> _Exercise details_: Give back the whole listing exactly as shown.

━━━━━ Exercise data

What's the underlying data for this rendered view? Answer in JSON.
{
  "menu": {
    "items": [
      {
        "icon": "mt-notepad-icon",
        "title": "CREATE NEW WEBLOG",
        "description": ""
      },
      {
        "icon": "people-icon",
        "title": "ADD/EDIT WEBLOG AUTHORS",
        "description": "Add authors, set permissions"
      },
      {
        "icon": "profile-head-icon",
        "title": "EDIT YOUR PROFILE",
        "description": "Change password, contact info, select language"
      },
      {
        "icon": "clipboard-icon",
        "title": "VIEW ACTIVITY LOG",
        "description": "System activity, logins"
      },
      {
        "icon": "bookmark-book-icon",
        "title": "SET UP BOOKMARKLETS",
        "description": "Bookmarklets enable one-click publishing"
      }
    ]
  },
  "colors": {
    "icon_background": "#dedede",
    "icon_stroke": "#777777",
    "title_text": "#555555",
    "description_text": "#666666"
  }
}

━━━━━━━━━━

> _Answer area_:
What's the underlying data for this rendered view? Answer in JSON.
{
  "menu": {
    "items": [
      {
        "icon": "mt-notepad-icon",
        "title": "CREATE NEW WEBLOG",
        "description": ""
      },
      {
        "icon": "people-icon",
        "title": "ADD/EDIT WEBLOG AUTHORS",
        "description": "Add authors, set permissions"
      },
      {
        "icon": "profile-head-icon",
        "title": "EDIT YOUR PROFILE",
        "description": "Change password, contact info, select language"
      },
      {
        "icon": "clipboard-icon",
        "title": "VIEW ACTIVITY LOG",
        "description": "System activity, logins"
      },
      {
        "icon": "bookmark-book-icon",
        "title": "SET UP BOOKMARKLETS",
        "description": "Bookmarklets enable one-click publishing"
      }
    ]
  },
  "colors": {
    "icon_background": "#dedede",
    "icon_stroke": "#777777",
    "title_text": "#555555",
    "description_text": "#666666"
  }
}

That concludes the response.